- What research will be required for the plan?
- What additional resources will I need to implement the plan?
2. Perform a Business Impact Analysis
A Business Impact Analysis (BIA) involves identifying and evaluating how different events could affect your business. A BIA should list your critical operations and outline the staff and resources needed to maintain these operations during a disruption. Make sure to include multiple scenarios within this analysis, from minor disruptions to serious disasters. This variety will make your business continuity plan flexible and useful in all kinds of unexpected events.
3. Document Critical Business Functions and Their Aspects

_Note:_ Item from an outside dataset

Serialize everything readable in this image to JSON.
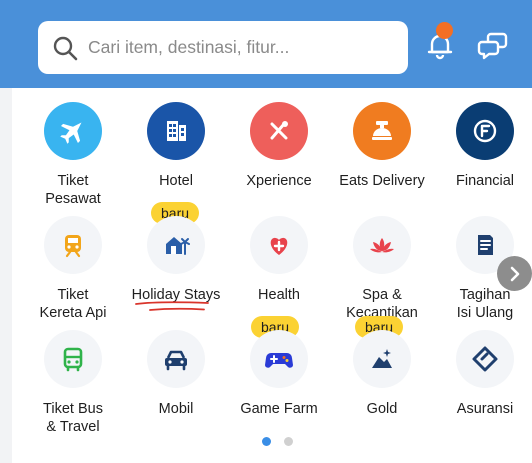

When outlining your business’s critical functions, rank them from low to high according to their importance to your business’s survival. As you go through this exercise, consider the following questions:
- What different business objectives are dependent on this function?
- Which parts of my business are impacted by this function?
- What specific resources are connected to this function?
- If this function was disrupted, how much damage would there be?
- Can this function be virtualized or moved offsite?
4. Design and Implement Testing, Training, and Revision Procedures
Once you’ve completed your plan, it’s critical to document testing and training procedures. Testing helps you see if your plan will hold up in real-life scenarios, and training will ensure all of your employees are familiar with the plan and their responsibilities. The most effective testing and training exercises are clear, easy to understand, and give participants an opportunity to provide feedback.
Plan Ahead to Guard Against Business Disruptions
In this new normal, the process of doing business can be uncertain and unnerving. Business continuity planning may not be able to remove this uncertainty, but it does give you a set of powerful tools to prevent disruption from becoming destruction.